Which Joe gave his name to ‘sloppy joes’? We look at five interesting sandwiches and their lexical origins.
1A bowl used by small children as a toilet.
- ‘All types of accommodation are equipped with cots, high chairs and potties.’
- ‘They were also having to use potties in front of each other, a situation found in some other prisons, and which we branded disgraceful.’
- ‘They were so excited about it, they sent out a three-page press release with the history of the unfortunate drinking vessel, claiming it may once have doubled as a potty.’
- ‘On average, most children begin learning to use a potty by around their second birthday, but as with everything in children's development, each child is different.’
- ‘It made it easier for him to get used to the potty.’
- ‘Many clever devices are available to help anxious mothers and encourage the babies, including a musical potty, marketed with the slogan ‘Make toilet-training fast, easy, and fun!’.’
- ‘If your child is accustomed to seeing parents or older siblings use the toilet they may prefer to use the ‘big’ toilet with a child's seat instead of a potty.’
- ‘Leave a light on, or plug a night-light in so it's easy for them to get to the toilet during the night, or put a potty in the bedroom (with an old towel underneath it).’
- ‘A three year old is verbal enough to argue and negotiate with parents about why she doesn't want use the potty.’
- ‘In another a pregnant wife throws a huge tantrum when her husband fails to entertain her by putting a potty on his head while she suffers labour contractions.’
- ‘The little potty has a little bowl that slides out so that you can easily dump it in the toilet and flush away your problems.’
- ‘I could have been nursing, or have just carried water in, or been encouraging Corina, age two, to use the potty.’
- ‘What with the lack of potties, pram, and Moses basket our home feels positively spacious so I'm keen to carry that through and have a good tidy and sort out.’
- ‘There are not just simple kids' potties but musical ones and disposable potties too.’
- ‘I get the potty for Eldest Son, Harry, who is quite competent at being out of diapers, and who clearly knows his own mind.’
- ‘Keep her on the potty for only a few minutes at a time.’
- 1.1US informal A toilet.
- ‘At the U.S. Open in 2002, Woods got his loudest ovation when he visited a portable potty.’
- ‘I sat down at the table and grabbed the picture book to look at myself sitting on a potty.’
- ‘They danced for awhile, (rather freaked with each other), and then Joel whispered quietly, ‘I've got to go use the potty.’’
- ‘Then he sat naked on his potty and phoned his stockbroker.’
- ‘The ad features a series of shots of a young boy, beginning with him standing naked urinating into a potty and later eyeing a woman in a short skirt.’
1Foolish; crazy.‘he felt she really had gone potty’
mad, insane, out of one's mind, deranged, demented, not in one's right mindinfatuated with, very keen on, devoted to, in love with, smitten with, enamoured of, addicted toView synonyms
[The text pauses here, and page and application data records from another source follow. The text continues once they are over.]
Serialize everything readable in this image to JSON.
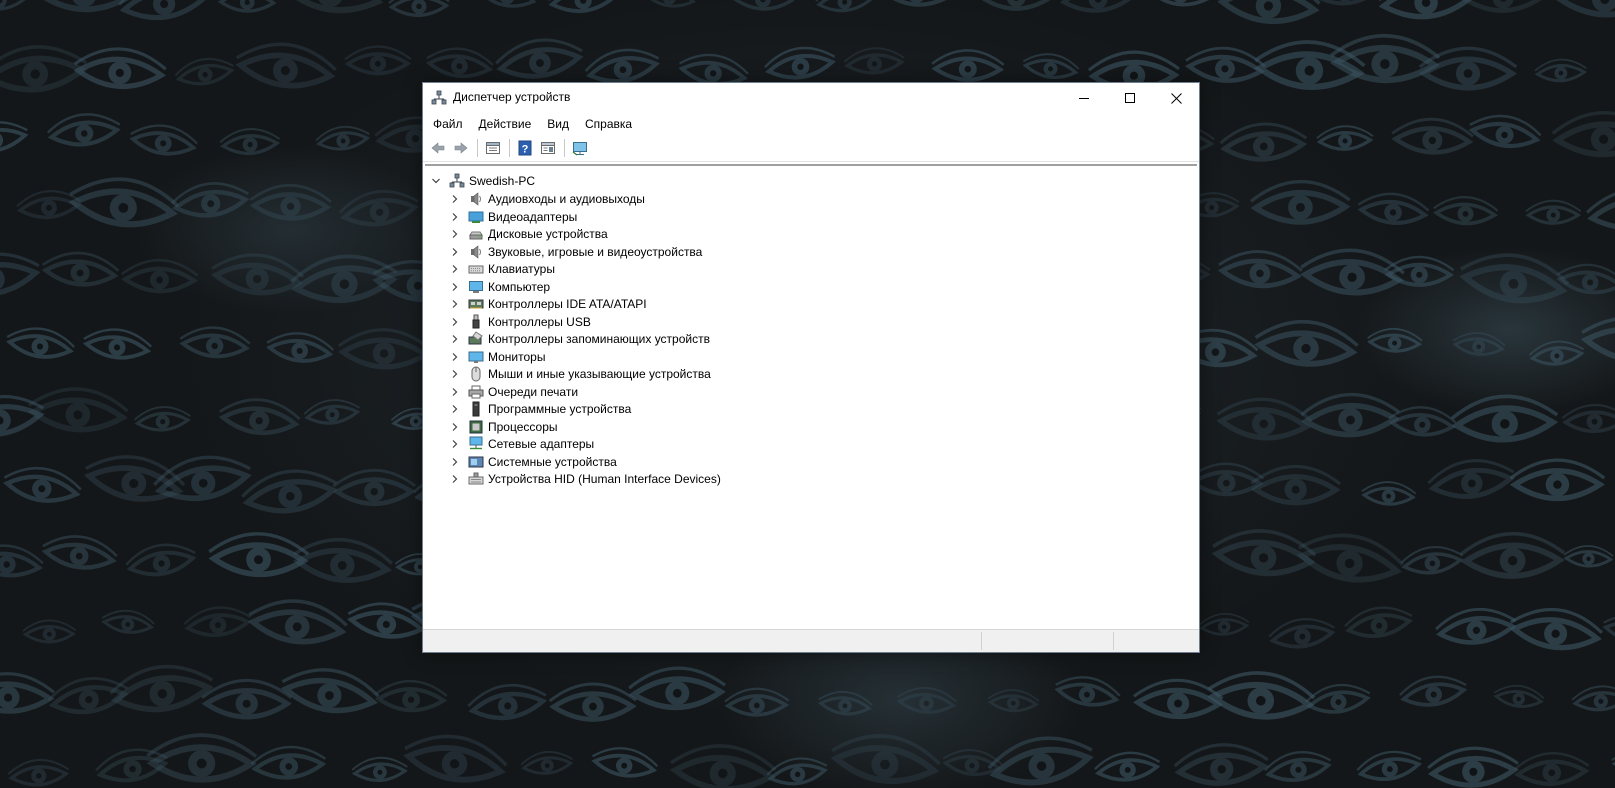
{
  "window": {
    "title": "Диспетчер устройств",
    "icon": "device-manager-icon"
  },
  "menu": [
    {
      "label": "Файл"
    },
    {
      "label": "Действие"
    },
    {
      "label": "Вид"
    },
    {
      "label": "Справка"
    }
  ],
  "toolbar": [
    {
      "name": "back-button",
      "icon": "arrow-left-icon"
    },
    {
      "name": "forward-button",
      "icon": "arrow-right-icon"
    },
    {
      "name": "properties-button",
      "icon": "properties-icon"
    },
    {
      "name": "help-button",
      "icon": "help-icon"
    },
    {
      "name": "details-view-button",
      "icon": "details-view-icon"
    },
    {
      "name": "scan-hardware-button",
      "icon": "monitor-scan-icon"
    }
  ],
  "tree": {
    "root": {
      "label": "Swedish-PC",
      "icon": "computer-network-icon",
      "expanded": true
    },
    "items": [
      {
        "label": "Аудиовходы и аудиовыходы",
        "icon": "speaker-icon"
      },
      {
        "label": "Видеоадаптеры",
        "icon": "display-adapter-icon"
      },
      {
        "label": "Дисковые устройства",
        "icon": "disk-drive-icon"
      },
      {
        "label": "Звуковые, игровые и видеоустройства",
        "icon": "speaker-icon"
      },
      {
        "label": "Клавиатуры",
        "icon": "keyboard-icon"
      },
      {
        "label": "Компьютер",
        "icon": "computer-icon"
      },
      {
        "label": "Контроллеры IDE ATA/ATAPI",
        "icon": "ide-controller-icon"
      },
      {
        "label": "Контроллеры USB",
        "icon": "usb-icon"
      },
      {
        "label": "Контроллеры запоминающих устройств",
        "icon": "storage-controller-icon"
      },
      {
        "label": "Мониторы",
        "icon": "monitor-icon"
      },
      {
        "label": "Мыши и иные указывающие устройства",
        "icon": "mouse-icon"
      },
      {
        "label": "Очереди печати",
        "icon": "printer-icon"
      },
      {
        "label": "Программные устройства",
        "icon": "software-device-icon"
      },
      {
        "label": "Процессоры",
        "icon": "processor-icon"
      },
      {
        "label": "Сетевые адаптеры",
        "icon": "network-adapter-icon"
      },
      {
        "label": "Системные устройства",
        "icon": "system-device-icon"
      },
      {
        "label": "Устройства HID (Human Interface Devices)",
        "icon": "hid-icon"
      }
    ]
  },
  "colors": {
    "desktop_bg": "#141719",
    "eye_pattern": "#3e5866",
    "window_border": "#6f7f8f"
  }
}
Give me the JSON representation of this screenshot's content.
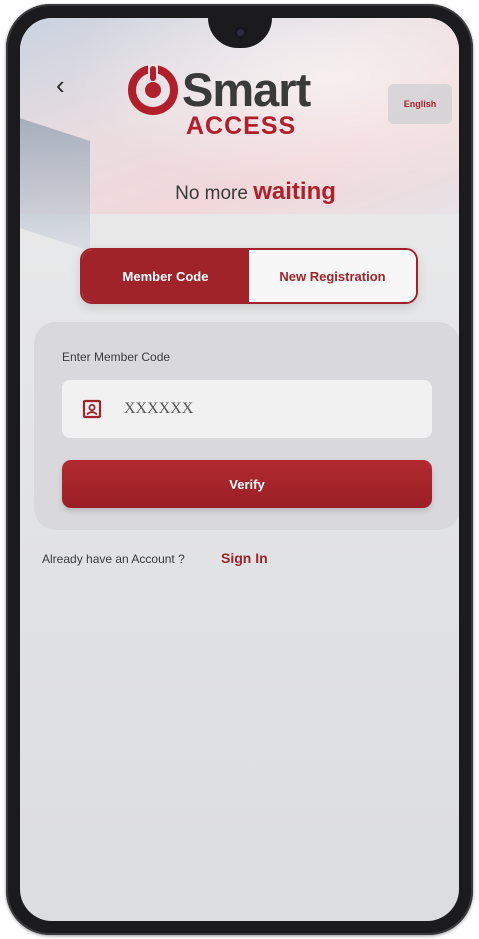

- ‘‘Such high handed and potty political correctness is a shabby way to treat a popular hero,’ said the newspaper.’
- ‘Frank is on the carpet for charging £300 on his expenses for a kilt jacket and the hacks have gone potty.’
- ‘He looked at me afterwards as if I had gone potty!’
- ‘They, unlike ministers, have earned the right to be a bit potty, even senile.’
- 1.1[predicative] Extremely enthusiastic about or fond of someone or something.‘I'm potty about my two sons’
- ‘He has been potty about planes for as long as his parents can remember and continues to reach new levels in his love of all things flying.’
- ‘She's potty about her work with pets and longs to fill her home with four-legged friends.’
- ‘She's also a qualified trampoline coach, a former bank manager - and she's potty about country music!’
- ‘Of course they're potty about cooking, how else would they have got that far?’
2[attributive] Insignificant or feeble.‘that potty little mower’
- ‘But you've still got to climb a lot of stairs or go into a potty little lift and find your way around.’
- ‘Why couldn't be have gotten that potty little man we usually had as a substitute?’
- ‘It must have something enormously significant living, but we have reduced it to such a potty little affair’
Mid 19th century: of unknown origin.
We take a look at several popular, though confusing, punctuation marks.
From Afghanistan to Zimbabwe, discover surprising and intriguing language facts from around the globe.
The definitions of ‘buddy’ and ‘bro’ in the OED have recently been revised. We explore their history and increase in popularity.